For the entries below, state how many lines contain the string "data". Add nothing else.
(EXERCISE MATERIALS)
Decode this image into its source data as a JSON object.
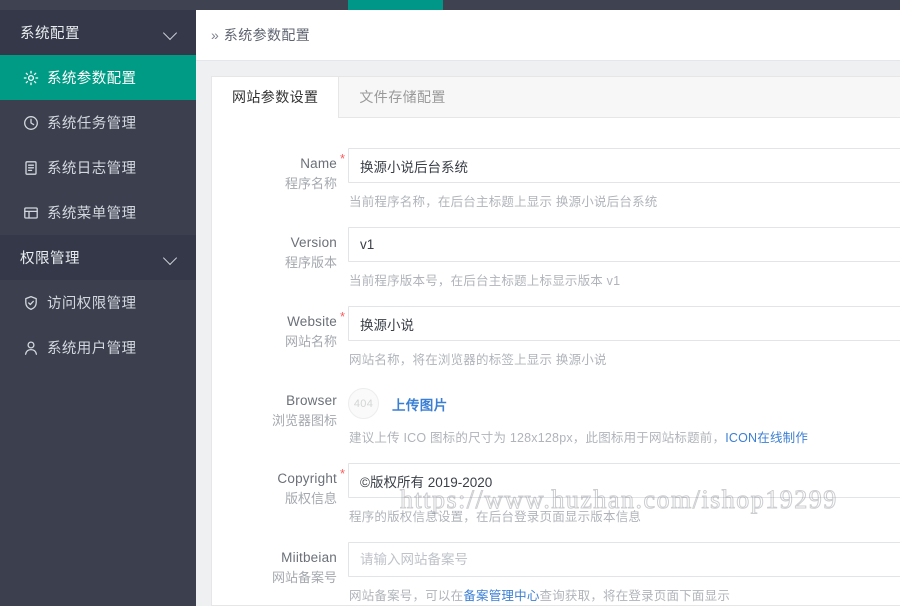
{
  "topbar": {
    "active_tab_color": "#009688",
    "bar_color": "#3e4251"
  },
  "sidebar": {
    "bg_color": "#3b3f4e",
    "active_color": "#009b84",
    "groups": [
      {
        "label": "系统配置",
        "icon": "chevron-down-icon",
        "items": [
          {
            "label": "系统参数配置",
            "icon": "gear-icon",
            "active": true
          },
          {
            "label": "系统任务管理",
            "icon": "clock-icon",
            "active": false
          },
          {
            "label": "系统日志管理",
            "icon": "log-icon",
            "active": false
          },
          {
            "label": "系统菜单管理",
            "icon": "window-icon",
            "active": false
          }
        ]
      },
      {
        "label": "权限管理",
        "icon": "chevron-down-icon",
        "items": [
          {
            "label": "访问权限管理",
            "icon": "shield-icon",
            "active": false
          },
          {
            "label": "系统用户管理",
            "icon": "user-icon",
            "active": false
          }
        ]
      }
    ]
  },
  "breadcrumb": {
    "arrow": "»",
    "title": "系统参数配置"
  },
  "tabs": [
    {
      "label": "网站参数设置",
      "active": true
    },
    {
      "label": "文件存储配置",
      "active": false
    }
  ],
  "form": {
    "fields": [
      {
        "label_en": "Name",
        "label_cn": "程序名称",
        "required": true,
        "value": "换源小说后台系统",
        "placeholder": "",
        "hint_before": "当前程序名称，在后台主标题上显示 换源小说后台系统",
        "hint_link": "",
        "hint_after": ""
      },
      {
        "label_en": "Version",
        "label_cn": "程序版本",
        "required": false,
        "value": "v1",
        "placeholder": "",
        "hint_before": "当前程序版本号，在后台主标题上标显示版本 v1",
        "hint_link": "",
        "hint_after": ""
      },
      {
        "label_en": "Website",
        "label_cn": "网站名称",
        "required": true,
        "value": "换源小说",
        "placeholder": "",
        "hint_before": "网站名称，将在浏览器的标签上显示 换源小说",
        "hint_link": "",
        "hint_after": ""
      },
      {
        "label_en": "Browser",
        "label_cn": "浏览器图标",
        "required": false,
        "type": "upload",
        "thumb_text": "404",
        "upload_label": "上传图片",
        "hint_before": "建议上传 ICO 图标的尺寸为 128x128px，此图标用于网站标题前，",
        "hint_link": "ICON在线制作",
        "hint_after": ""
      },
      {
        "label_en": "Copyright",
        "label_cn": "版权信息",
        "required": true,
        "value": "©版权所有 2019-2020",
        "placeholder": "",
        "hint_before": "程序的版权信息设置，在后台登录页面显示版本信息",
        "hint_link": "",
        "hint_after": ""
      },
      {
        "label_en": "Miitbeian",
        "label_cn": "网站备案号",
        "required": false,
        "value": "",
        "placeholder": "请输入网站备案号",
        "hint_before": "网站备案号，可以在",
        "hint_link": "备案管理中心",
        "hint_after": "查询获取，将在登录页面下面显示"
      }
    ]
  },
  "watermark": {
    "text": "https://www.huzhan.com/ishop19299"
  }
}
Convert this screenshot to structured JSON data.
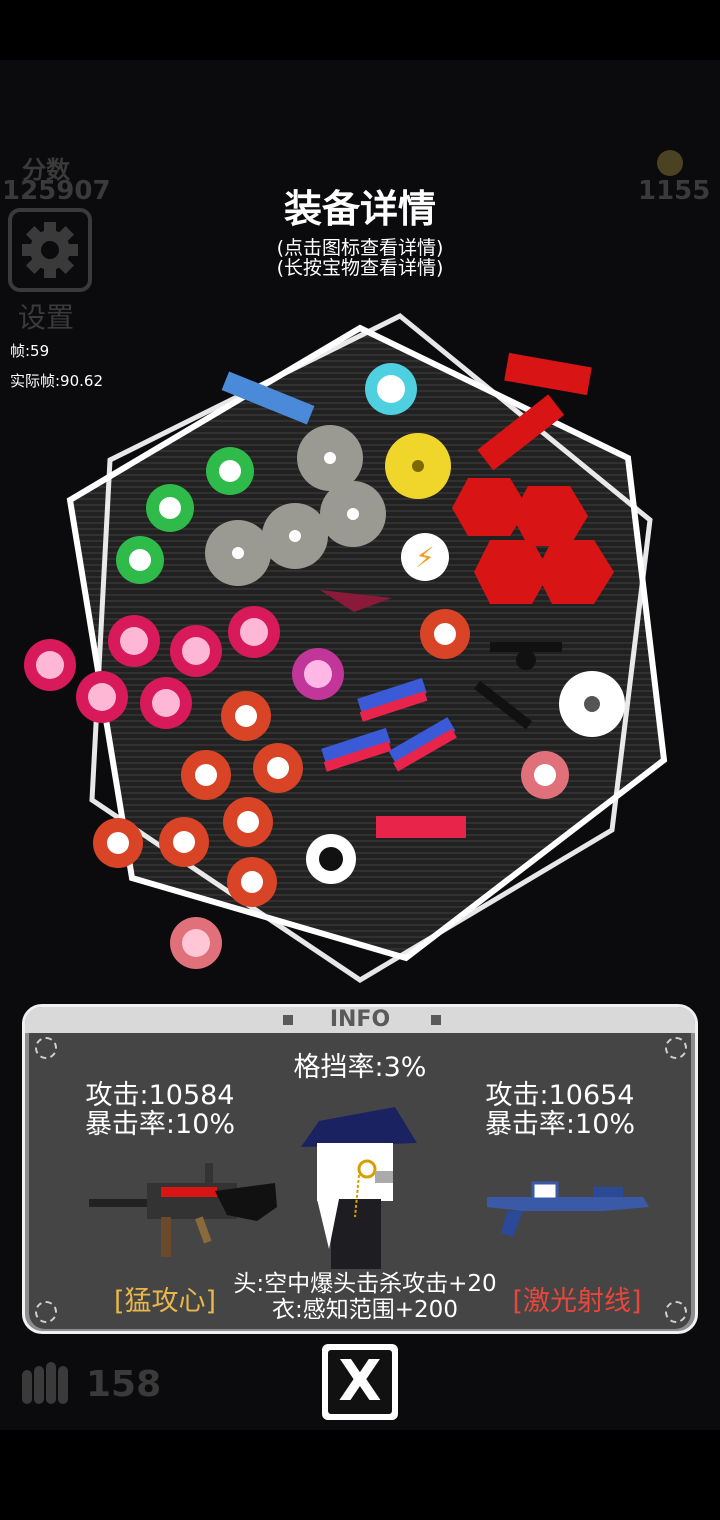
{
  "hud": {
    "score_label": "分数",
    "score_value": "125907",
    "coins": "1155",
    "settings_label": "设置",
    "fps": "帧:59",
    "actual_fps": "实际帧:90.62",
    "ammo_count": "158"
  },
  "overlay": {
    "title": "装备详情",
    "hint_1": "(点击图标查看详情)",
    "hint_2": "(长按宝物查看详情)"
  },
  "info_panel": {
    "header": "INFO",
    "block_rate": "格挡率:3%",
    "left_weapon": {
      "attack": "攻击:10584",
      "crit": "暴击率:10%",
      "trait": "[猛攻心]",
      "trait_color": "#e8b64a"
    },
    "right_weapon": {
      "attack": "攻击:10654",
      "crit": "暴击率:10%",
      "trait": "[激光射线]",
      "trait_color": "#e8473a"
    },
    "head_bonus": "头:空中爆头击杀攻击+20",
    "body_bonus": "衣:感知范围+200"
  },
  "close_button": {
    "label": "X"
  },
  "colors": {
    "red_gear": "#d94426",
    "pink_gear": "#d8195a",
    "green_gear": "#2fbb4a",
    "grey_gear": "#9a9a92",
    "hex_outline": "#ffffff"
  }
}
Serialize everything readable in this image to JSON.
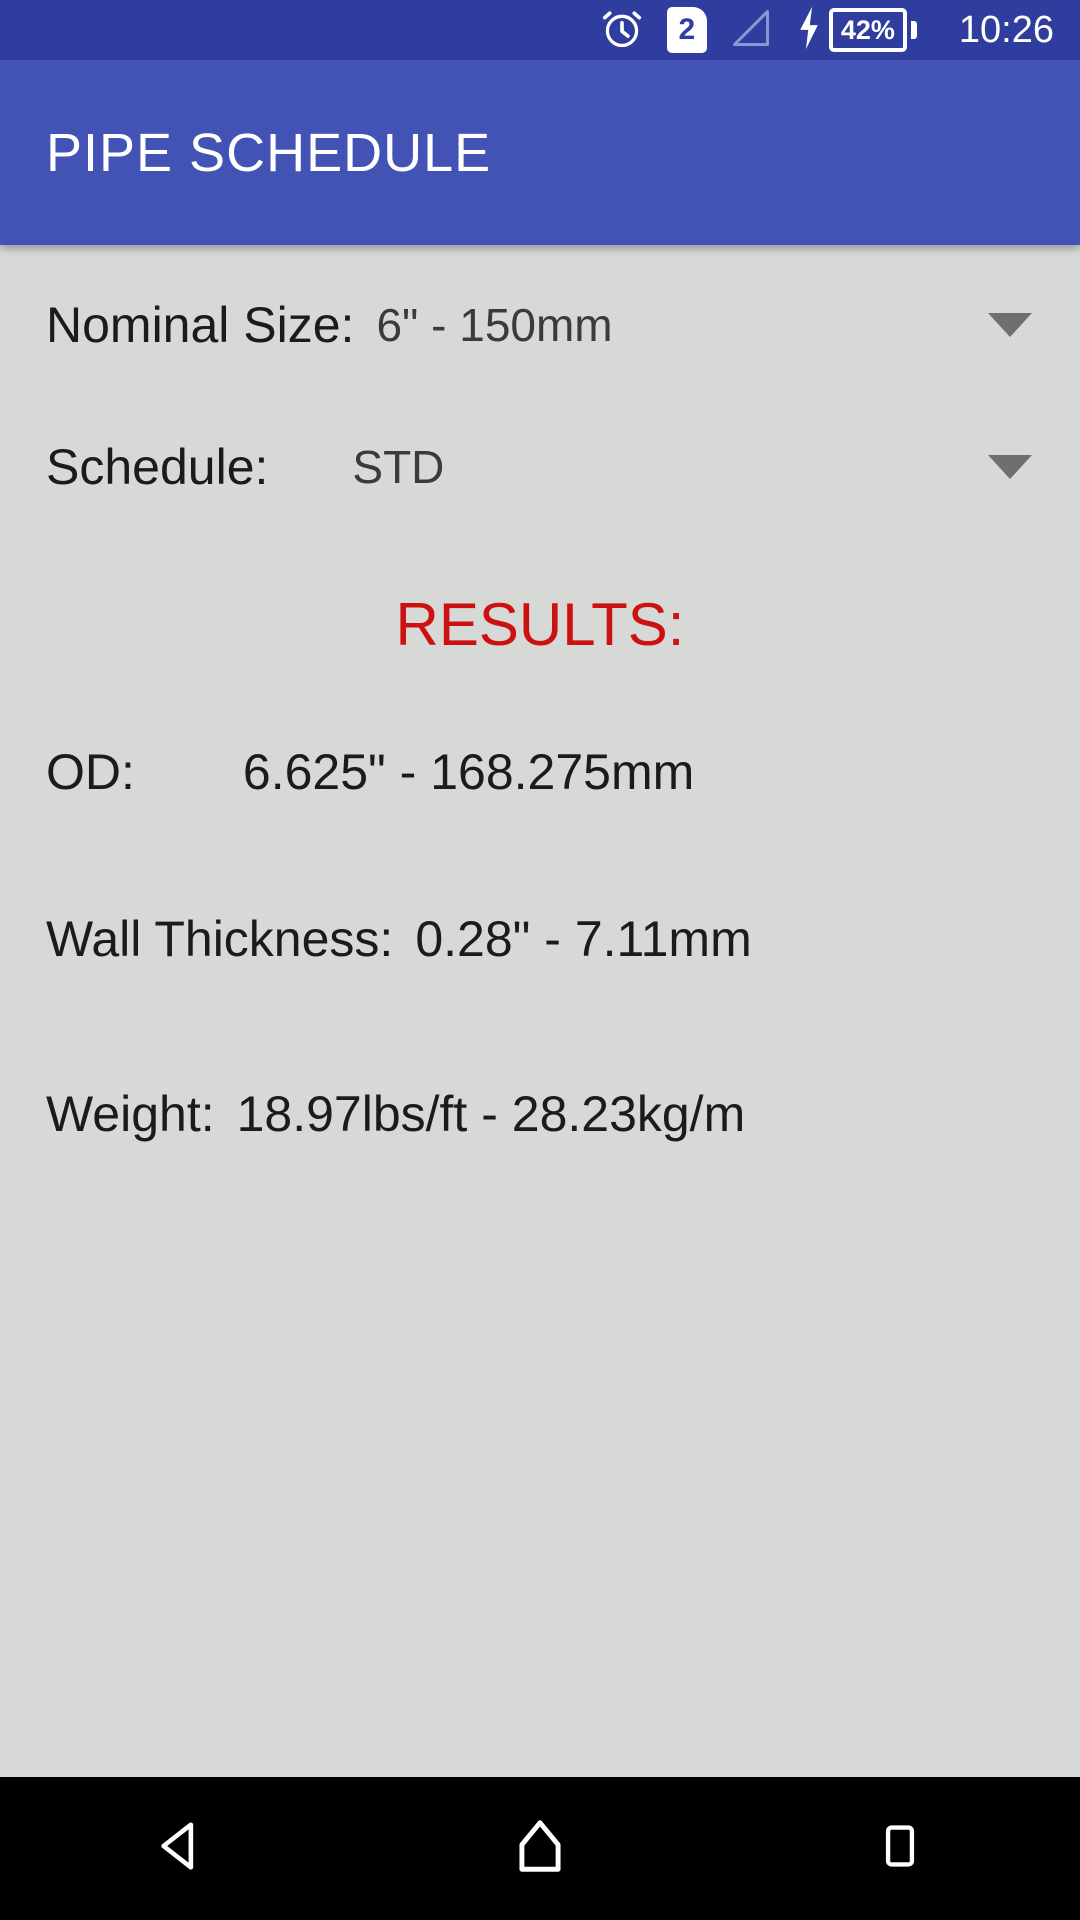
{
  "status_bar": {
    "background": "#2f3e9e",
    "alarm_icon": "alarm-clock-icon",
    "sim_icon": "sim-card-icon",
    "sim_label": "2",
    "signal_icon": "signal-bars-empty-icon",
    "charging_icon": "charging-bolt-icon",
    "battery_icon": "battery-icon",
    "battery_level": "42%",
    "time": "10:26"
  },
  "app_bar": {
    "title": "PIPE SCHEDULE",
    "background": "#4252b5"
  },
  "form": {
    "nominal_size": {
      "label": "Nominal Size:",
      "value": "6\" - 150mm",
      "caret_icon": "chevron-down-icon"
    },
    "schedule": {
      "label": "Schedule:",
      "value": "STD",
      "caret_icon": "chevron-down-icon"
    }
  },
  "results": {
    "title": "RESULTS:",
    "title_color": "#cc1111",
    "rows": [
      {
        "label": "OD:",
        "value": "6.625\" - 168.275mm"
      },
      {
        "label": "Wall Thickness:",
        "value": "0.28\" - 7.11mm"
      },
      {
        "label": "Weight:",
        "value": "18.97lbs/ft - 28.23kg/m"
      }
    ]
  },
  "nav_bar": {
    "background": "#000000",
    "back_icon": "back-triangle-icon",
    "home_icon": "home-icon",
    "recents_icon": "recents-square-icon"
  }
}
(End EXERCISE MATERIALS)
## RESPONSE BELOW
2